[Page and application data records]

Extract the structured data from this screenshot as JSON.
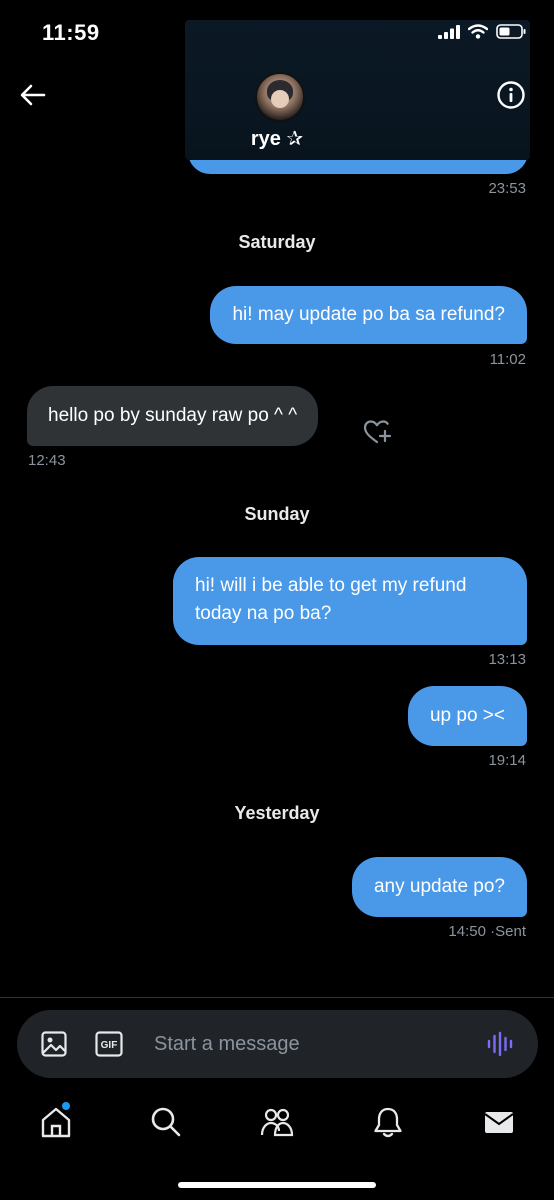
{
  "status_bar": {
    "time": "11:59"
  },
  "header": {
    "name": "rye ✰"
  },
  "messages": [
    {
      "kind": "timestamp",
      "side": "right",
      "text": "23:53"
    },
    {
      "kind": "day",
      "text": "Saturday"
    },
    {
      "kind": "bubble",
      "side": "out",
      "text": "hi! may update po ba sa refund?"
    },
    {
      "kind": "timestamp",
      "side": "right",
      "text": "11:02"
    },
    {
      "kind": "bubble",
      "side": "in",
      "text": "hello po by sunday raw po ^ ^"
    },
    {
      "kind": "timestamp",
      "side": "left",
      "text": "12:43"
    },
    {
      "kind": "day",
      "text": "Sunday"
    },
    {
      "kind": "bubble",
      "side": "out",
      "text": "hi! will i be able to get my refund today na po ba?"
    },
    {
      "kind": "timestamp",
      "side": "right",
      "text": "13:13"
    },
    {
      "kind": "bubble",
      "side": "out",
      "text": "up po ><"
    },
    {
      "kind": "timestamp",
      "side": "right",
      "text": "19:14"
    },
    {
      "kind": "day",
      "text": "Yesterday"
    },
    {
      "kind": "bubble",
      "side": "out",
      "text": "any update po?"
    },
    {
      "kind": "timestamp",
      "side": "right",
      "text": "14:50"
    },
    {
      "kind": "status",
      "text": "Sent"
    }
  ],
  "composer": {
    "placeholder": "Start a message"
  },
  "icons": {
    "back": "arrow-left-icon",
    "info": "info-icon",
    "react": "heart-plus-icon",
    "image": "image-icon",
    "gif": "gif-icon",
    "voice": "voice-wave-icon",
    "nav": [
      "home-icon",
      "search-icon",
      "communities-icon",
      "bell-icon",
      "mail-icon"
    ]
  },
  "colors": {
    "outgoing_bubble": "#4a99e9",
    "incoming_bubble": "#2f3336",
    "accent": "#1d9bf0",
    "voice": "#7b6cf6"
  }
}
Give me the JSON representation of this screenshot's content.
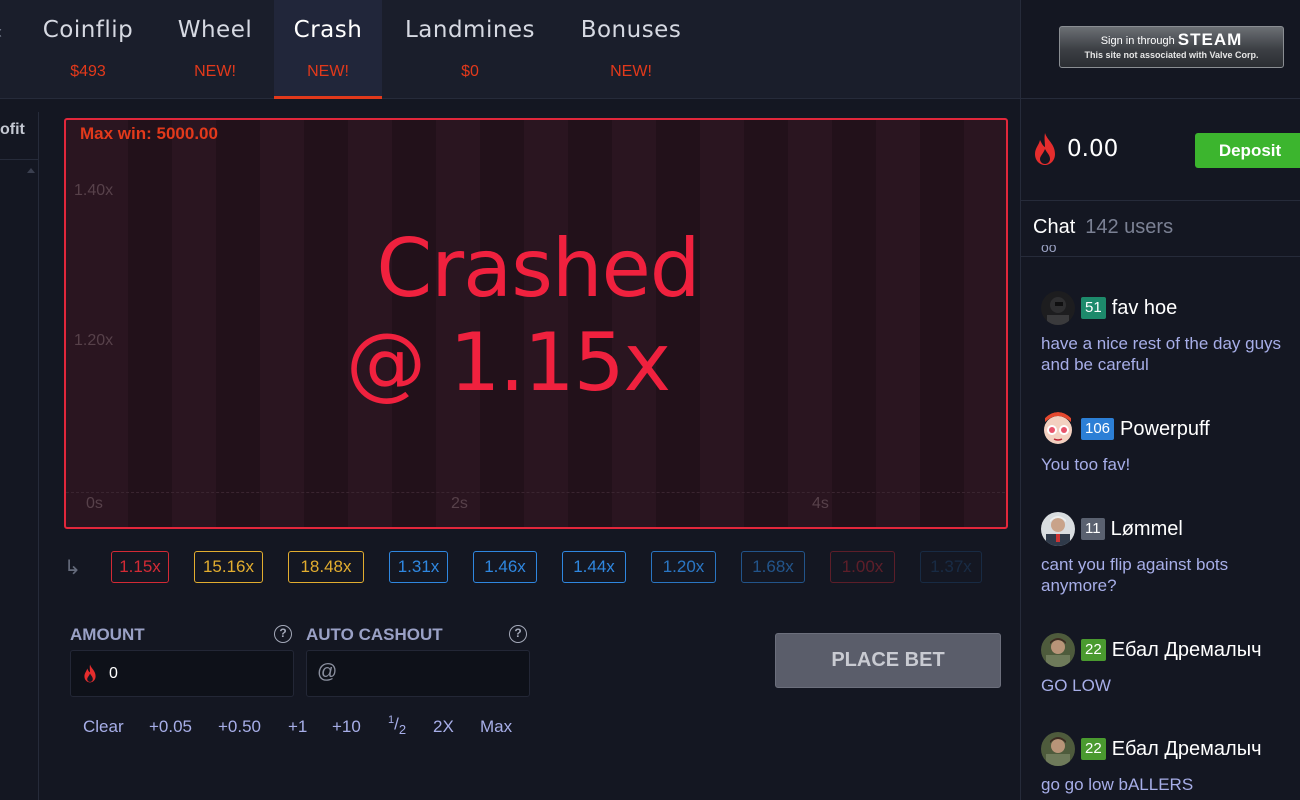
{
  "nav": {
    "tabs": [
      {
        "label": "Coinflip",
        "sub": "$493"
      },
      {
        "label": "Wheel",
        "sub": "NEW!"
      },
      {
        "label": "Crash",
        "sub": "NEW!",
        "active": true
      },
      {
        "label": "Landmines",
        "sub": "$0"
      },
      {
        "label": "Bonuses",
        "sub": "NEW!"
      }
    ]
  },
  "steam": {
    "line1_prefix": "Sign in through",
    "line1_brand": "STEAM",
    "line2": "This site not associated with Valve Corp."
  },
  "balance": {
    "value": "0.00",
    "deposit_label": "Deposit"
  },
  "chat": {
    "title": "Chat",
    "users": "142 users",
    "messages": [
      {
        "level": "51",
        "level_color": "#1d8a6b",
        "user": "fav hoe",
        "text": "have a nice rest of the day guys and be careful"
      },
      {
        "level": "106",
        "level_color": "#2c7fd6",
        "user": "Powerpuff",
        "text": "You too fav!"
      },
      {
        "level": "11",
        "level_color": "#5a6170",
        "user": "Lømmel",
        "text": "cant you flip against bots anymore?"
      },
      {
        "level": "22",
        "level_color": "#4a9a2f",
        "user": "Ебал Дремалыч",
        "text": "GO LOW"
      },
      {
        "level": "22",
        "level_color": "#4a9a2f",
        "user": "Ебал Дремалыч",
        "text": "go go low bALLERS"
      }
    ]
  },
  "left_strip": {
    "label": "ofit"
  },
  "crash": {
    "max_win": "Max win: 5000.00",
    "y_ticks": [
      "1.40x",
      "1.20x"
    ],
    "x_ticks": [
      "0s",
      "2s",
      "4s"
    ],
    "crashed_line1": "Crashed",
    "crashed_line2": "@ 1.15x"
  },
  "history": [
    {
      "value": "1.15x",
      "color": "#d32a35"
    },
    {
      "value": "15.16x",
      "color": "#e2ad2f"
    },
    {
      "value": "18.48x",
      "color": "#e2ad2f"
    },
    {
      "value": "1.31x",
      "color": "#2f87e0"
    },
    {
      "value": "1.46x",
      "color": "#2f87e0"
    },
    {
      "value": "1.44x",
      "color": "#2f87e0"
    },
    {
      "value": "1.20x",
      "color": "#2f87e0"
    },
    {
      "value": "1.68x",
      "color": "#2f87e0"
    },
    {
      "value": "1.00x",
      "color": "#d32a35"
    },
    {
      "value": "1.37x",
      "color": "#2f87e0"
    }
  ],
  "bet": {
    "amount_label": "AMOUNT",
    "amount_value": "0",
    "auto_cashout_label": "AUTO CASHOUT",
    "cashout_prefix": "@",
    "place_bet_label": "PLACE BET",
    "quick": {
      "clear": "Clear",
      "p005": "+0.05",
      "p050": "+0.50",
      "p1": "+1",
      "p10": "+10",
      "half_num": "1",
      "half_den": "2",
      "double": "2X",
      "max": "Max"
    }
  },
  "colors": {
    "accent": "#e2391b",
    "crash_red": "#f0213e",
    "deposit_green": "#3cb52e"
  }
}
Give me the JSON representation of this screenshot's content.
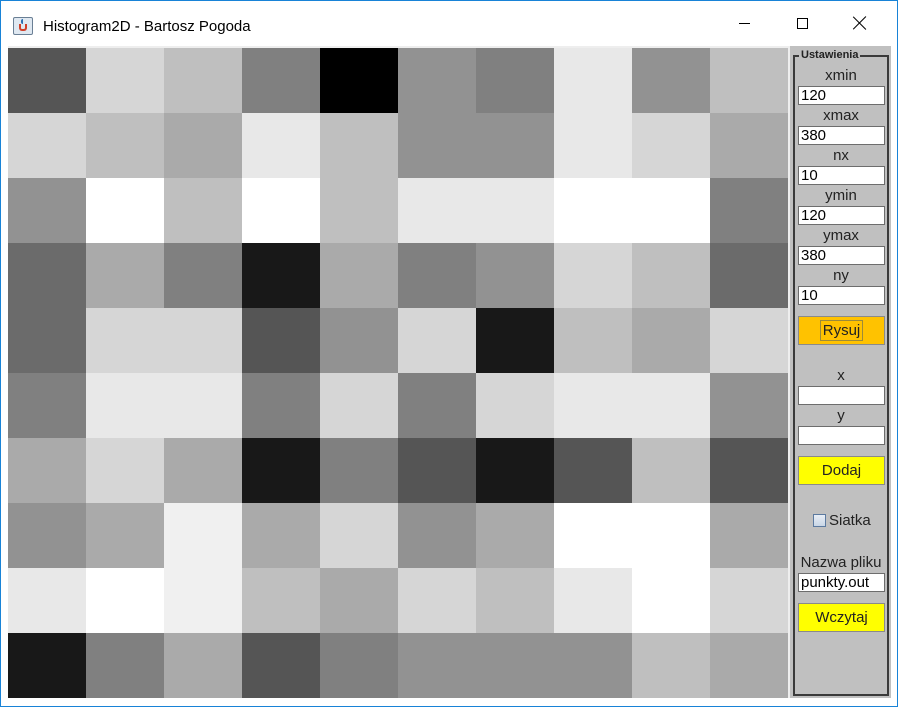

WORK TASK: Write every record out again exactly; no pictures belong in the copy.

REPLY:
Extract the structured data from this screenshot as JSON.
{
  "status_bar": {
    "time": "11:59"
  },
  "header": {
    "name": "rye ✰"
  },
  "messages": [
    {
      "kind": "timestamp",
      "side": "right",
      "text": "23:53"
    },
    {
      "kind": "day",
      "text": "Saturday"
    },
    {
      "kind": "bubble",
      "side": "out",
      "text": "hi! may update po ba sa refund?"
    },
    {
      "kind": "timestamp",
      "side": "right",
      "text": "11:02"
    },
    {
      "kind": "bubble",
      "side": "in",
      "text": "hello po by sunday raw po ^ ^"
    },
    {
      "kind": "timestamp",
      "side": "left",
      "text": "12:43"
    },
    {
      "kind": "day",
      "text": "Sunday"
    },
    {
      "kind": "bubble",
      "side": "out",
      "text": "hi! will i be able to get my refund today na po ba?"
    },
    {
      "kind": "timestamp",
      "side": "right",
      "text": "13:13"
    },
    {
      "kind": "bubble",
      "side": "out",
      "text": "up po ><"
    },
    {
      "kind": "timestamp",
      "side": "right",
      "text": "19:14"
    },
    {
      "kind": "day",
      "text": "Yesterday"
    },
    {
      "kind": "bubble",
      "side": "out",
      "text": "any update po?"
    },
    {
      "kind": "timestamp",
      "side": "right",
      "text": "14:50"
    },
    {
      "kind": "status",
      "text": "Sent"
    }
  ],
  "composer": {
    "placeholder": "Start a message"
  },
  "icons": {
    "back": "arrow-left-icon",
    "info": "info-icon",
    "react": "heart-plus-icon",
    "image": "image-icon",
    "gif": "gif-icon",
    "voice": "voice-wave-icon",
    "nav": [
      "home-icon",
      "search-icon",
      "communities-icon",
      "bell-icon",
      "mail-icon"
    ]
  },
  "colors": {
    "outgoing_bubble": "#4a99e9",
    "incoming_bubble": "#2f3336",
    "accent": "#1d9bf0",
    "voice": "#7b6cf6"
  }
}
Give me the JSON representation of this screenshot's content.
{
  "nav": {
    "tabs": [
      {
        "label": "Coinflip",
        "sub": "$493"
      },
      {
        "label": "Wheel",
        "sub": "NEW!"
      },
      {
        "label": "Crash",
        "sub": "NEW!",
        "active": true
      },
      {
        "label": "Landmines",
        "sub": "$0"
      },
      {
        "label": "Bonuses",
        "sub": "NEW!"
      }
    ]
  },
  "steam": {
    "line1_prefix": "Sign in through",
    "line1_brand": "STEAM",
    "line2": "This site not associated with Valve Corp."
  },
  "balance": {
    "value": "0.00",
    "deposit_label": "Deposit"
  },
  "chat": {
    "title": "Chat",
    "users": "142 users",
    "messages": [
      {
        "level": "51",
        "level_color": "#1d8a6b",
        "user": "fav hoe",
        "text": "have a nice rest of the day guys and be careful"
      },
      {
        "level": "106",
        "level_color": "#2c7fd6",
        "user": "Powerpuff",
        "text": "You too fav!"
      },
      {
        "level": "11",
        "level_color": "#5a6170",
        "user": "Lømmel",
        "text": "cant you flip against bots anymore?"
      },
      {
        "level": "22",
        "level_color": "#4a9a2f",
        "user": "Ебал Дремалыч",
        "text": "GO LOW"
      },
      {
        "level": "22",
        "level_color": "#4a9a2f",
        "user": "Ебал Дремалыч",
        "text": "go go low bALLERS"
      }
    ]
  },
  "left_strip": {
    "label": "ofit"
  },
  "crash": {
    "max_win": "Max win: 5000.00",
    "y_ticks": [
      "1.40x",
      "1.20x"
    ],
    "x_ticks": [
      "0s",
      "2s",
      "4s"
    ],
    "crashed_line1": "Crashed",
    "crashed_line2": "@ 1.15x"
  },
  "history": [
    {
      "value": "1.15x",
      "color": "#d32a35"
    },
    {
      "value": "15.16x",
      "color": "#e2ad2f"
    },
    {
      "value": "18.48x",
      "color": "#e2ad2f"
    },
    {
      "value": "1.31x",
      "color": "#2f87e0"
    },
    {
      "value": "1.46x",
      "color": "#2f87e0"
    },
    {
      "value": "1.44x",
      "color": "#2f87e0"
    },
    {
      "value": "1.20x",
      "color": "#2f87e0"
    },
    {
      "value": "1.68x",
      "color": "#2f87e0"
    },
    {
      "value": "1.00x",
      "color": "#d32a35"
    },
    {
      "value": "1.37x",
      "color": "#2f87e0"
    }
  ],
  "bet": {
    "amount_label": "AMOUNT",
    "amount_value": "0",
    "auto_cashout_label": "AUTO CASHOUT",
    "cashout_prefix": "@",
    "place_bet_label": "PLACE BET",
    "quick": {
      "clear": "Clear",
      "p005": "+0.05",
      "p050": "+0.50",
      "p1": "+1",
      "p10": "+10",
      "half_num": "1",
      "half_den": "2",
      "double": "2X",
      "max": "Max"
    }
  },
  "colors": {
    "accent": "#e2391b",
    "crash_red": "#f0213e",
    "deposit_green": "#3cb52e"
  }
}
Give me the JSON representation of this screenshot's content.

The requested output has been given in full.